▶ **Task requirements**
Check every line of the data below for the string "level", and copy the ones that hold it.

(Stored data entries)
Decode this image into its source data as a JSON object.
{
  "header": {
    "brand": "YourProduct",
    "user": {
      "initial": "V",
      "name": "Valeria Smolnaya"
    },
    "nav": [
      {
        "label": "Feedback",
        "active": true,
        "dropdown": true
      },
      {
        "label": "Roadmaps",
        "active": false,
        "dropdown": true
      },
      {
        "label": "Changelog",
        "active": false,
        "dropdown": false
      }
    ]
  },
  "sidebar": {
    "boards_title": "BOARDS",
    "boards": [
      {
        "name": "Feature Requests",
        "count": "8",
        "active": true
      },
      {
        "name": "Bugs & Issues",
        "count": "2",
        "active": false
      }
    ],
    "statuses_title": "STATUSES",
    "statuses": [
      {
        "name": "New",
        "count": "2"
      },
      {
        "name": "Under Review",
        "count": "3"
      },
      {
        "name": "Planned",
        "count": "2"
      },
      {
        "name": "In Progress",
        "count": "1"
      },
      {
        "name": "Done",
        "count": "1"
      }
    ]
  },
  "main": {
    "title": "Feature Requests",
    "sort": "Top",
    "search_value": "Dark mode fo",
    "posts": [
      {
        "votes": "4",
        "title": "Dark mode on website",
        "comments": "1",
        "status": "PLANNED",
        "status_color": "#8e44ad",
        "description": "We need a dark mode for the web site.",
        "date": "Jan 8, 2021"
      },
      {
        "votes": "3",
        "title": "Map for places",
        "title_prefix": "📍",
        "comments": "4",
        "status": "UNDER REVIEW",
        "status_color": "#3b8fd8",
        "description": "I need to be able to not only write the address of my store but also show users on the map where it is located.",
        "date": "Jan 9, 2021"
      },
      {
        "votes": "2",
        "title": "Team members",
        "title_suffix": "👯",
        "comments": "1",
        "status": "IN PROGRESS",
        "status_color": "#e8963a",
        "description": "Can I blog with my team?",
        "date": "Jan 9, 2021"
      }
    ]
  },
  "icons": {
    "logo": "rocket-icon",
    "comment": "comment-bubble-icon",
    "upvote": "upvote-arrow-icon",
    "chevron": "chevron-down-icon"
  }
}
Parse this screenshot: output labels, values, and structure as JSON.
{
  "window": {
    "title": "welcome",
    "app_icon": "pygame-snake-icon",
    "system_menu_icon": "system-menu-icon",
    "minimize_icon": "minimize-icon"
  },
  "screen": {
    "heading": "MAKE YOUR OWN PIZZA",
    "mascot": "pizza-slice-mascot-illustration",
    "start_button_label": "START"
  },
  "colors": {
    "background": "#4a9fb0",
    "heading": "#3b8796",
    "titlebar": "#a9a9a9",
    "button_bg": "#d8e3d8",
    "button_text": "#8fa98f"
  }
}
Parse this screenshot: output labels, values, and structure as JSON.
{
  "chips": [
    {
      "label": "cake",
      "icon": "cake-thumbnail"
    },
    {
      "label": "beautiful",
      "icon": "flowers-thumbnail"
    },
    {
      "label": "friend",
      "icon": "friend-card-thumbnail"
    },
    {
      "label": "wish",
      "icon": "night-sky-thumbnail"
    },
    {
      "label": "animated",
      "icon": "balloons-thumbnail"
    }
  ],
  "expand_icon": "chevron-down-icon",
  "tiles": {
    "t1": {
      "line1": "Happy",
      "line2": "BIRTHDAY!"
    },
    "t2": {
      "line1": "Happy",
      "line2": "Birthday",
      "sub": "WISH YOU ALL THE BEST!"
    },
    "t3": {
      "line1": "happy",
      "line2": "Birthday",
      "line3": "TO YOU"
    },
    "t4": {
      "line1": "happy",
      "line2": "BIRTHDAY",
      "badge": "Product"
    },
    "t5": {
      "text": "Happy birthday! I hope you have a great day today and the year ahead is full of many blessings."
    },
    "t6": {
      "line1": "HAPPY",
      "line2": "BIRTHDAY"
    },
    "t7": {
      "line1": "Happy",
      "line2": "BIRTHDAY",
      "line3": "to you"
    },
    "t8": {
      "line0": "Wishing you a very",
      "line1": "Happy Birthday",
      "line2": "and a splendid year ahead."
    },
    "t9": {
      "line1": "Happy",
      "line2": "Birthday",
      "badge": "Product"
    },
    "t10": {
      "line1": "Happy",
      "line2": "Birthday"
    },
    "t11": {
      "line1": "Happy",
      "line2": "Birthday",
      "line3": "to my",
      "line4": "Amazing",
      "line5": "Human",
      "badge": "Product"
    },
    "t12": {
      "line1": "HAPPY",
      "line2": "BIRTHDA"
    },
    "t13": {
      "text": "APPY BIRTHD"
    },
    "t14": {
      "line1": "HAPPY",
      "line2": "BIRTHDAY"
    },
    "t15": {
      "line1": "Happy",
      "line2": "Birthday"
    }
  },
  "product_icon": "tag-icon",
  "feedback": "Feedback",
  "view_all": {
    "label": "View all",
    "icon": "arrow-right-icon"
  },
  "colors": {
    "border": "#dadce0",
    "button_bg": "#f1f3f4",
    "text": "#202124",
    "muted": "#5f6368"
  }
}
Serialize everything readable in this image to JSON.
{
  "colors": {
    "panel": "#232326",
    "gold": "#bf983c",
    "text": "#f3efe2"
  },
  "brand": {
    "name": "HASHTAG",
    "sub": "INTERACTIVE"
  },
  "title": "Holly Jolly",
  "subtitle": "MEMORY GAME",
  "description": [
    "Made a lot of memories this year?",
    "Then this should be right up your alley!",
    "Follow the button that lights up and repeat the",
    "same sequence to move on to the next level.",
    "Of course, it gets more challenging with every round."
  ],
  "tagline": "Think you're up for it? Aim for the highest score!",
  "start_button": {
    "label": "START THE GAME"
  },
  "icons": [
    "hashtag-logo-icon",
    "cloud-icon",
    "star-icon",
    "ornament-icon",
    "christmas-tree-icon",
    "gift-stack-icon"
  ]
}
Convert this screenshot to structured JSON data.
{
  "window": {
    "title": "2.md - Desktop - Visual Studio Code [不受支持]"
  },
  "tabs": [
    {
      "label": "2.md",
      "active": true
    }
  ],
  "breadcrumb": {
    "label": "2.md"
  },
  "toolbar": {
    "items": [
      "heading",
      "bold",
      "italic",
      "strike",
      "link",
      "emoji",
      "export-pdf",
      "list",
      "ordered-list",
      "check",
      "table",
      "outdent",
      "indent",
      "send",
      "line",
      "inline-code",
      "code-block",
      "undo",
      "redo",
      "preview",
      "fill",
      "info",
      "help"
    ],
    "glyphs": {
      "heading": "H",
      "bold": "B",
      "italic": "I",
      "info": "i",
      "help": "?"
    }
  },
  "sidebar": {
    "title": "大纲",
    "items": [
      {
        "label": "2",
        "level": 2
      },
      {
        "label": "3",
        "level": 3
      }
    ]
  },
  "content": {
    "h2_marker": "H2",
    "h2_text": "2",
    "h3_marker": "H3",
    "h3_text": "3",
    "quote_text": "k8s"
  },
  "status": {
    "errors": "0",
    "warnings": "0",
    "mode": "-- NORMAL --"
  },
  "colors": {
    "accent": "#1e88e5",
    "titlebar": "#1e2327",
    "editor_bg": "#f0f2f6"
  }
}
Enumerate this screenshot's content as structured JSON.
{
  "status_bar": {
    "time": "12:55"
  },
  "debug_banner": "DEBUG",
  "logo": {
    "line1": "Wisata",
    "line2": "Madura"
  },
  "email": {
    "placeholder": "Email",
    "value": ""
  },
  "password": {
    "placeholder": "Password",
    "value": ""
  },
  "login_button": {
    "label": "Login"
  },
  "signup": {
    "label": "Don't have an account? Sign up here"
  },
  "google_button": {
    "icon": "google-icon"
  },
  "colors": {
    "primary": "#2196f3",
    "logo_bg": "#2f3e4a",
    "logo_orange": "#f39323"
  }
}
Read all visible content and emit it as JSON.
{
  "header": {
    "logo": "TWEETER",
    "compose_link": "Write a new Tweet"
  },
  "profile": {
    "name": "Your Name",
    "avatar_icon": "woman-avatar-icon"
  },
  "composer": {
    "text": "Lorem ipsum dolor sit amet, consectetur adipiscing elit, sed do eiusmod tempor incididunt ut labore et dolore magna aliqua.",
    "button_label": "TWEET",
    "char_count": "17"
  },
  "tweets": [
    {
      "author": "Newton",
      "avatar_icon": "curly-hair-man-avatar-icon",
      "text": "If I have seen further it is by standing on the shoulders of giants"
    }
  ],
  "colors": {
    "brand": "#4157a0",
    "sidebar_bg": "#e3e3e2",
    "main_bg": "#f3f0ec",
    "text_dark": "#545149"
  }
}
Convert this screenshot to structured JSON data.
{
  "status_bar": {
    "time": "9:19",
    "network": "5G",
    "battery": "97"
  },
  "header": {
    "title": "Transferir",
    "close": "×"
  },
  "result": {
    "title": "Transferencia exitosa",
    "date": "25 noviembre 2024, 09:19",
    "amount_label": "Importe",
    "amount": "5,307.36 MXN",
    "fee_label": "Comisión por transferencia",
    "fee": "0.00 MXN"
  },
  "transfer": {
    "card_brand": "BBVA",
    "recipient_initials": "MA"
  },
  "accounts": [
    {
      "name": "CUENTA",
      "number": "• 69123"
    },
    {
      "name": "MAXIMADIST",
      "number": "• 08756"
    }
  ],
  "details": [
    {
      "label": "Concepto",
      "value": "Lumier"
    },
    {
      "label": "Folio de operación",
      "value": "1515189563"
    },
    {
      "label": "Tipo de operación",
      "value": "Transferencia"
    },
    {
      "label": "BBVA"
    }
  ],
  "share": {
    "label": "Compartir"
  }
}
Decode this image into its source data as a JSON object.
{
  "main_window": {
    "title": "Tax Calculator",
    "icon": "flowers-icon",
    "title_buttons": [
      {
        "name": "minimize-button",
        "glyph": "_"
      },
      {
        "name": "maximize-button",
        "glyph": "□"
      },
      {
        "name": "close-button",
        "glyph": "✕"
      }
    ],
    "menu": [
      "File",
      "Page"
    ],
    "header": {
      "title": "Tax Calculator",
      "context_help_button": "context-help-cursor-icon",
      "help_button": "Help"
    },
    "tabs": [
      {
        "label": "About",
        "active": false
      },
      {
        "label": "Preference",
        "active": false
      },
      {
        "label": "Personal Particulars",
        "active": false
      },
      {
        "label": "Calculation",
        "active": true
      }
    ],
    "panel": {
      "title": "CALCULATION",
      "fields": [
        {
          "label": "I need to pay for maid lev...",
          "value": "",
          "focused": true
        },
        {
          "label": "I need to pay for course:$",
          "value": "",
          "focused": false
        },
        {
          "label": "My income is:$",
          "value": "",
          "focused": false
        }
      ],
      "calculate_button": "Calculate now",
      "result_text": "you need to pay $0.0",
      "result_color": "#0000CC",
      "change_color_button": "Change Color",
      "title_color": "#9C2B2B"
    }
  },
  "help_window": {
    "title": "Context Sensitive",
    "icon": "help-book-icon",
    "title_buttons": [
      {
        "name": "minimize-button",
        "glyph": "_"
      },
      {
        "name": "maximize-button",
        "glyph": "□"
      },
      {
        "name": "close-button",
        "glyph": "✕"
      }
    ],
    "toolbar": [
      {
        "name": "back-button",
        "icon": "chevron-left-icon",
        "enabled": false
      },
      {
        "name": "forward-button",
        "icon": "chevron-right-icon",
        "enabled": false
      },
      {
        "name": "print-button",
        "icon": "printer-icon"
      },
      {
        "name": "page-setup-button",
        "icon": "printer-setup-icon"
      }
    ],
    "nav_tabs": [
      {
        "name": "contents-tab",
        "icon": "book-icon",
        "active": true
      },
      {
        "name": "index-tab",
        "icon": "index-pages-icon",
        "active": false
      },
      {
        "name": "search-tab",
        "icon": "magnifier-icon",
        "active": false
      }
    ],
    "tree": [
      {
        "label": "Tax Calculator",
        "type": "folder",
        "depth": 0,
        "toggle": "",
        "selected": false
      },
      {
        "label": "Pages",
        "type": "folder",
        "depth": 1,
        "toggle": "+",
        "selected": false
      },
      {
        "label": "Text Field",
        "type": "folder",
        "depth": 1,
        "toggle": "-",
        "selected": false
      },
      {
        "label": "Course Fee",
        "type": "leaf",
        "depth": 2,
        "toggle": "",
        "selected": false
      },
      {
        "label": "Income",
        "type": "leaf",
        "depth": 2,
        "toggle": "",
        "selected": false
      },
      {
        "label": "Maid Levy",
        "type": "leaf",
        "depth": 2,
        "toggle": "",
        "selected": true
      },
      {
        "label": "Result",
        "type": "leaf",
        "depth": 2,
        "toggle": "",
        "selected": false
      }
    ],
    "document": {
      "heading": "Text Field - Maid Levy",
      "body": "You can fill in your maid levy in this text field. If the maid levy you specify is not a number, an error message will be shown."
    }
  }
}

▶ **Problem solution**
    "same sequence to move on to the next level.",
        "level": 2
        "level": 3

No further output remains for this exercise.